Albert Scardino, the newly appointed executive editor of The Guardian, gave a speech last night in Twin Falls, Idaho. Scardino also won a Pulitzer Prize in 1984 for editorial writing in The Georgia Gazette, a weekly newspaper he and his wife Marjorie co-founded in the late 1970s. His talk, "If we could only see ourselves," was the keynote speech in the College of Southern Idaho's annual Snake River Symposium. Here are a few of his comments:
*Britons and Europeans may not like the current U.S. president, but they still harbor deep affection for Americans in general.
*Since September 11, they've seen the U.S. as a nation living in the grip of fear ... fear of the future, of people different from ourselves, and even of each other. This was apparent from the day of the terror attacks, when Bush was whisked around the country from one spot to another, finally returning to Washington, D.C. "That image of a president hiding from his people" has stuck with Europeans, Scardino said. The climate of fear also manifested itself abundantly in London's preparations for Bush's visit, and the many measures taken to ensure the tightest security at home and abroad. "Our president now lives like a baby with an immune system disorder," he said.
*The United States' voice still works "but we seem to have gone deaf in listening to the world." From the abandonment of the Kyoto treaty to steel tariffs to the unilateral attack on Iraq, "we just don't seem to want to hear what anyone else has to say." Rather than speaking softly and carrying a big stick, the United States is now the world's schoolyard bully. "It shouts," Scardino said. "And when it pauses for breath, it only wants to hear from people who agree with it."
*The same scenario applies at home. "Disagreement proves we are a democracy," Scardino said, but Americans who disagree with the Bush administration risk being called traitors. This criticism, he added, is "eerily reminiscent of the McCarthy era."
What's the answer? For one thing, Scardino suggested that it’s time to stop using 9/11 as an excuse to retreat and stop mythologizing it as proof of our vulnerabilities. Ten times as many people died in one day during the Civil War at Gettysburg as did on September 11, 2001, with a population far smaller than we have now, yet the nation survived.
We might turn off the TV and read more -- both a wider range of books by a wider range of authors and international news sites like the BBC and The Guardian. It wouldn’t hurt to actually travel more, too, he said, citing the example of Euro and Brit teens who make a practice of backpacking a year before buckling down to college or career. Scardino didn’t dismiss the presence of terrorism in our world, but he suggested we put it in perspective. “The most dangerous part of travel today isn’t hijacking,” he said. “It’s the Krispy Kreme donut stand in the airport food court.”
We can also protest, debate, investigate, question, and raise hell. “We’ve grown afraid to take our freedoms out and exercise them,” Scardino said, echoing words he’d heard from a crusty Republican sheriff he knew in Georgia.

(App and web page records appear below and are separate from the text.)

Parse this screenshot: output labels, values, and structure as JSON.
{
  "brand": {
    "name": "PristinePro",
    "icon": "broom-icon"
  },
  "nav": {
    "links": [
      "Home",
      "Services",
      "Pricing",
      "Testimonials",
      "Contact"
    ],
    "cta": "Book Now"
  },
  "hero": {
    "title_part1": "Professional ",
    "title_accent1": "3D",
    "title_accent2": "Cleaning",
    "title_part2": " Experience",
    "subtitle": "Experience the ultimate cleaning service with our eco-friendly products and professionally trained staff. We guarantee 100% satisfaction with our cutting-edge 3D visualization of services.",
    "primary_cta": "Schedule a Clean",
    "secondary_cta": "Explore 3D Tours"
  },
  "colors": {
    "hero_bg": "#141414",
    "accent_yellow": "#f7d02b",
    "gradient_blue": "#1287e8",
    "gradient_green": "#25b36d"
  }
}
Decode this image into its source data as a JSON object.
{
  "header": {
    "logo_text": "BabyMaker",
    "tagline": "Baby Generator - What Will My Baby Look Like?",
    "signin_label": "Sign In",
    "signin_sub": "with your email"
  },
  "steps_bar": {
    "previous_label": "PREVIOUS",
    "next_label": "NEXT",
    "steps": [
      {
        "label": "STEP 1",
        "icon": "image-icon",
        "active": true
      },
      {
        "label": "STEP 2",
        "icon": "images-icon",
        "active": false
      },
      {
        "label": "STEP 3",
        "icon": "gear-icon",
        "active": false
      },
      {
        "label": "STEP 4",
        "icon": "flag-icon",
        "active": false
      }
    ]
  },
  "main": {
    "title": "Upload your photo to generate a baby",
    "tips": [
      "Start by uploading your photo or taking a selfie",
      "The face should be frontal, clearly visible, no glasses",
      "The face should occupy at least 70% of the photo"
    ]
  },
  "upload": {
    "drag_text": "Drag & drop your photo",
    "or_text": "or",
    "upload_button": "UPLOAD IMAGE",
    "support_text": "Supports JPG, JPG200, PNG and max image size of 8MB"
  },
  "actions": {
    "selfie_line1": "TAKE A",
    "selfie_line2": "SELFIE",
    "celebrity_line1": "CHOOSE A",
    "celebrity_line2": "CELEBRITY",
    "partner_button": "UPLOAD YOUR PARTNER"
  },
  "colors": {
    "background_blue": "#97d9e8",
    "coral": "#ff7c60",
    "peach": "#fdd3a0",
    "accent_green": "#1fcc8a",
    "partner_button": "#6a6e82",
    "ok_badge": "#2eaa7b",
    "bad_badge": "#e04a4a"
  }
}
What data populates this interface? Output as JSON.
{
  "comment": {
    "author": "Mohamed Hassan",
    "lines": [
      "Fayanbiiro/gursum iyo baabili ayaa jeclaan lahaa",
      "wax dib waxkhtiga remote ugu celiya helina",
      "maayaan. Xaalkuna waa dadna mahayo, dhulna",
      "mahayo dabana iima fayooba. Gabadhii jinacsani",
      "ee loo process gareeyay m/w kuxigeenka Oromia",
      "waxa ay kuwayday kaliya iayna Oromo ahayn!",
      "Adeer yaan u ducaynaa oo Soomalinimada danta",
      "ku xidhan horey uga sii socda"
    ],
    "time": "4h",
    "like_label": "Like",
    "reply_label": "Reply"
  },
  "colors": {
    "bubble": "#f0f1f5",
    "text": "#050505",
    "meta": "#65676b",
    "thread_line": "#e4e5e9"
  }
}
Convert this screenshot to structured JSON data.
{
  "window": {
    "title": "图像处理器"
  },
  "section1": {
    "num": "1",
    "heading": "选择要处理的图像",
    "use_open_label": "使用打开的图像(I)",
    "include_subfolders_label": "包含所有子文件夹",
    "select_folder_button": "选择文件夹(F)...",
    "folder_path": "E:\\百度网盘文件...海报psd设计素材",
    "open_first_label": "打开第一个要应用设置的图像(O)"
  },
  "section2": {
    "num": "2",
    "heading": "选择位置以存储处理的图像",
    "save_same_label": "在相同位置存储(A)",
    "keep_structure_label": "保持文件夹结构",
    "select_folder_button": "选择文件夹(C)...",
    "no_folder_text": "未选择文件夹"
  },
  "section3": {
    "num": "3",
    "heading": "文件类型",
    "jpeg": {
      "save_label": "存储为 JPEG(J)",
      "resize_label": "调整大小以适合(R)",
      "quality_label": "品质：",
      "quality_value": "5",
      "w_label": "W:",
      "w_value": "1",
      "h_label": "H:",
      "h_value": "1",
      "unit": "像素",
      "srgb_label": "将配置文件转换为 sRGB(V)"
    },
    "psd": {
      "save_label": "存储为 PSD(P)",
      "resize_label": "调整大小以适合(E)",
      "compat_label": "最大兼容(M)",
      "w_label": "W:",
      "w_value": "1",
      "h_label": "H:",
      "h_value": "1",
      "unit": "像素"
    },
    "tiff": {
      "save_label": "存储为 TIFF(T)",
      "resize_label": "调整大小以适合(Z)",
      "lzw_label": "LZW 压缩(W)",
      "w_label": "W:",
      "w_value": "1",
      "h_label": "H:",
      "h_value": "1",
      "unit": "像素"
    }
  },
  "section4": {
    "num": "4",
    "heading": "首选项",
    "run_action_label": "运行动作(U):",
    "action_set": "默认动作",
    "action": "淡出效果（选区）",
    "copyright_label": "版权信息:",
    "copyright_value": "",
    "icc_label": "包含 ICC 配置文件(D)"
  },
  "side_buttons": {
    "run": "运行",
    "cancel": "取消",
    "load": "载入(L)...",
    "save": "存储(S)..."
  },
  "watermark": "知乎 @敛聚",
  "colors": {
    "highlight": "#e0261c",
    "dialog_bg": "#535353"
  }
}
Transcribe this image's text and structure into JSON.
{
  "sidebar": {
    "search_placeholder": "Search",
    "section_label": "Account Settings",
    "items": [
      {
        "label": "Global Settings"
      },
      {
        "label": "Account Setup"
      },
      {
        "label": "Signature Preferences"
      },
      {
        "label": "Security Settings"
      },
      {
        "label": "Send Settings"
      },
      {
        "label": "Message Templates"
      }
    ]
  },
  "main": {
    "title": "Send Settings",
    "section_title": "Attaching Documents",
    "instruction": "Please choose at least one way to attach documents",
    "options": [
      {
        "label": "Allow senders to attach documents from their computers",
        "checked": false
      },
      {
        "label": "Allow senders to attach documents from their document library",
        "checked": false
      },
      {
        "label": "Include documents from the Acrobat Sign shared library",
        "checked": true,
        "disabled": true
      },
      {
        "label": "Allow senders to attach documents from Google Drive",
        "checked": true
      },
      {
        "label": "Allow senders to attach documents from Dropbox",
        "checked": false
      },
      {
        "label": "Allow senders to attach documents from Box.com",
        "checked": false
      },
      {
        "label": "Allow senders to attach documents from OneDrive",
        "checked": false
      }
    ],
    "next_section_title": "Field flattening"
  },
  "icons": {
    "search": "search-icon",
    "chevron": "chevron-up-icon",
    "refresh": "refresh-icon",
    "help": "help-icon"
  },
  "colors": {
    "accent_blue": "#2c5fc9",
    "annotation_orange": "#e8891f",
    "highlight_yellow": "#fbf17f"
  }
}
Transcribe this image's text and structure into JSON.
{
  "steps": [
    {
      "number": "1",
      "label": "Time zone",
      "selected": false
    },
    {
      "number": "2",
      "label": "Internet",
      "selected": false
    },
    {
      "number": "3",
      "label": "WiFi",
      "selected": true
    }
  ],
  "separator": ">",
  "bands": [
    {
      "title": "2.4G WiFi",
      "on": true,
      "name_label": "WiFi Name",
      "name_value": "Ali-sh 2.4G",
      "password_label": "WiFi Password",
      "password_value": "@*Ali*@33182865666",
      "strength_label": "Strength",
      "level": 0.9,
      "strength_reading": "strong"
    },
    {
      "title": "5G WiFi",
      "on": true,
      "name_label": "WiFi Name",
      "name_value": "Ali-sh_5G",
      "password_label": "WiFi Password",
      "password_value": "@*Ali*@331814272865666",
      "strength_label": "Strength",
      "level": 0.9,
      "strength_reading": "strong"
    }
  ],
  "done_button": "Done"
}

The time has come, he suggested, to re-engage with the world, repair our tattered partnerships, and get on with the practice of democracy.
- Julie Fanselow